For almost a decade, music business insiders thought Jac Holzman was a nut. A college student at the time he founded independent label Elektra Records in 1950, Holzman released only folk and international music on his imprint, plowing every cent he made from titles like Kentucky Mountain Family by Jean Ritchie and Mexican Folk Songs by Cynthia Gooding into subsequent releases. Ten years and 200 or so releases later Holzman and Elektra were cast in a different light, suddenly making tons of money with the Authentic Sound Effects series, discs packed with short segments featuring the sounds of door buzzers, whip cracks, avalanches, car crashes and just about any other conceivable action sound. The source material came from field recordings made around New York City and elsewhere, and was basically free so Elektra had no royalties or artist fees to pay; with everyone from audiophiles to closet stoners wanting a copy it was like printing money. The story of the stroke of genius that took Elektra from labor of love to budding power player is just one of many recounted in detail in Becoming Elektra: The True Story of Jac Holzman’s Visionary Record Label, the latest title from music publicist and rock journalist Mick Houghton. Houghton covers the label’s folk era thoroughly but it’s the period after the sound effects coup that most readers will be more familiar with; that’s when money from the sales of more than a million Authentic Sound Effects records gave Elektra enough cash to sign the Doors and break on through to rock ‘n’ roll. In 1973 Holzman left Elektra, by then a major label affiliated with Warner Bros. and home to seminal groups like the Stooges and Queen, and that’s where the Becoming Elektra story ends. Presented here as a coffee table book and rich with photos, album cover graphics and label documents like royalty statements (monetarily quaint by today’s standards) and a letter to Iggy Pop, Becoming Elektra will further enlighten those who have the liner notes from their old Harry Chapin and Atomic Rooster albums memorized as well as inspire anyone involved with a fledgling indie label.

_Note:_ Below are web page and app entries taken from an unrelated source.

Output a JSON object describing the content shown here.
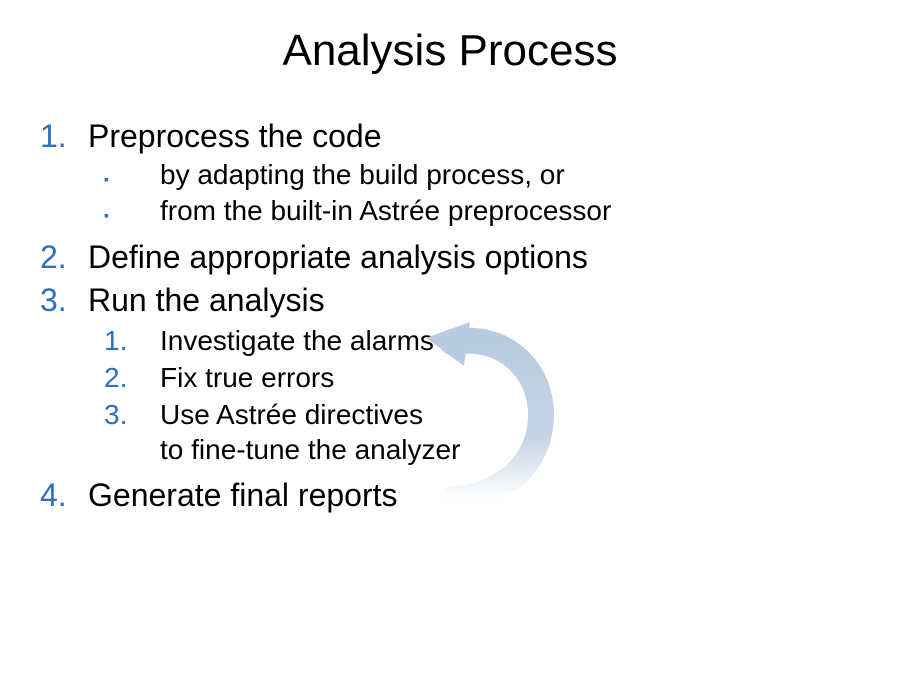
{
  "title": "Analysis Process",
  "items": {
    "i1": {
      "num": "1.",
      "text": "Preprocess the code"
    },
    "i1a": {
      "text": "by adapting the build process, or"
    },
    "i1b": {
      "text": "from the built-in Astrée preprocessor"
    },
    "i2": {
      "num": "2.",
      "text": "Define appropriate analysis options"
    },
    "i3": {
      "num": "3.",
      "text": "Run the analysis"
    },
    "i3a": {
      "num": "1.",
      "text": "Investigate the alarms"
    },
    "i3b": {
      "num": "2.",
      "text": "Fix true errors"
    },
    "i3c": {
      "num": "3.",
      "text": "Use Astrée directives\nto fine-tune the analyzer"
    },
    "i4": {
      "num": "4.",
      "text": "Generate final reports"
    }
  },
  "colors": {
    "numbered": "#2f6fbf",
    "arrow": "#b9ccdf"
  }
}
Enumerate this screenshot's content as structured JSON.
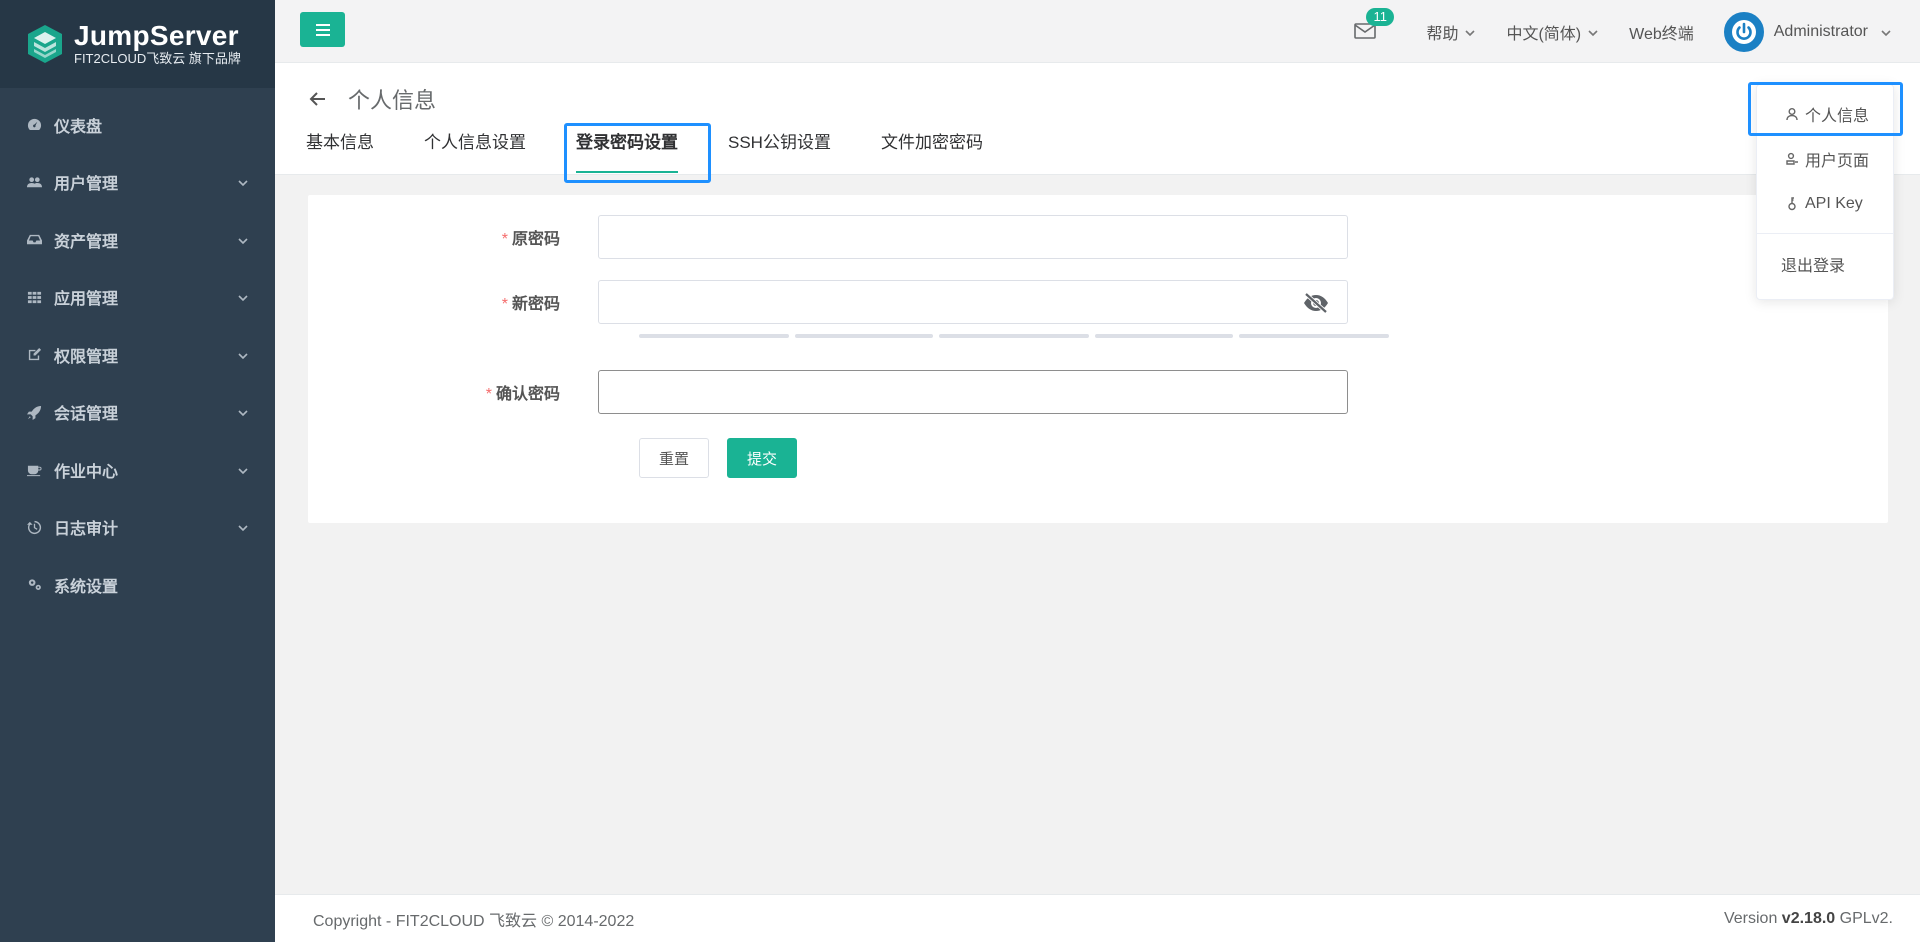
{
  "brand": {
    "title": "JumpServer",
    "subtitle": "FIT2CLOUD飞致云 旗下品牌"
  },
  "sidebar": {
    "items": [
      {
        "label": "仪表盘",
        "icon": "dashboard-icon",
        "has_children": false
      },
      {
        "label": "用户管理",
        "icon": "users-icon",
        "has_children": true
      },
      {
        "label": "资产管理",
        "icon": "inbox-icon",
        "has_children": true
      },
      {
        "label": "应用管理",
        "icon": "grid-icon",
        "has_children": true
      },
      {
        "label": "权限管理",
        "icon": "edit-icon",
        "has_children": true
      },
      {
        "label": "会话管理",
        "icon": "rocket-icon",
        "has_children": true
      },
      {
        "label": "作业中心",
        "icon": "coffee-icon",
        "has_children": true
      },
      {
        "label": "日志审计",
        "icon": "history-icon",
        "has_children": true
      },
      {
        "label": "系统设置",
        "icon": "gears-icon",
        "has_children": false
      }
    ]
  },
  "header": {
    "mail_count": "11",
    "help": "帮助",
    "language": "中文(简体)",
    "web_terminal": "Web终端",
    "user": "Administrator"
  },
  "page": {
    "title": "个人信息",
    "tabs": [
      {
        "label": "基本信息",
        "active": false
      },
      {
        "label": "个人信息设置",
        "active": false
      },
      {
        "label": "登录密码设置",
        "active": true
      },
      {
        "label": "SSH公钥设置",
        "active": false
      },
      {
        "label": "文件加密密码",
        "active": false
      }
    ]
  },
  "form": {
    "old_password_label": "原密码",
    "new_password_label": "新密码",
    "confirm_password_label": "确认密码",
    "old_password_value": "",
    "new_password_value": "",
    "confirm_password_value": "",
    "required_mark": "*",
    "reset_label": "重置",
    "submit_label": "提交"
  },
  "dropdown": {
    "profile": "个人信息",
    "user_page": "用户页面",
    "api_key": "API Key",
    "logout": "退出登录"
  },
  "footer": {
    "copyright": "Copyright - FIT2CLOUD 飞致云 © 2014-2022",
    "version_prefix": "Version ",
    "version": "v2.18.0",
    "version_suffix": " GPLv2."
  },
  "colors": {
    "accent": "#1ab394",
    "sidebar": "#2f4050",
    "highlight": "#1e90ff"
  }
}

Becoming Elektra: The True Story of Jac Holzman’s Visionary Record Label
Kevin Wierzbicki is a music and travel writer based in Arizona. His articles about music, travel and music-related travel have been published in the likes of USA Today, The Arizona Republic, Desert Living Magazine, Campus Circle in Los Angeles and Antimusic.com.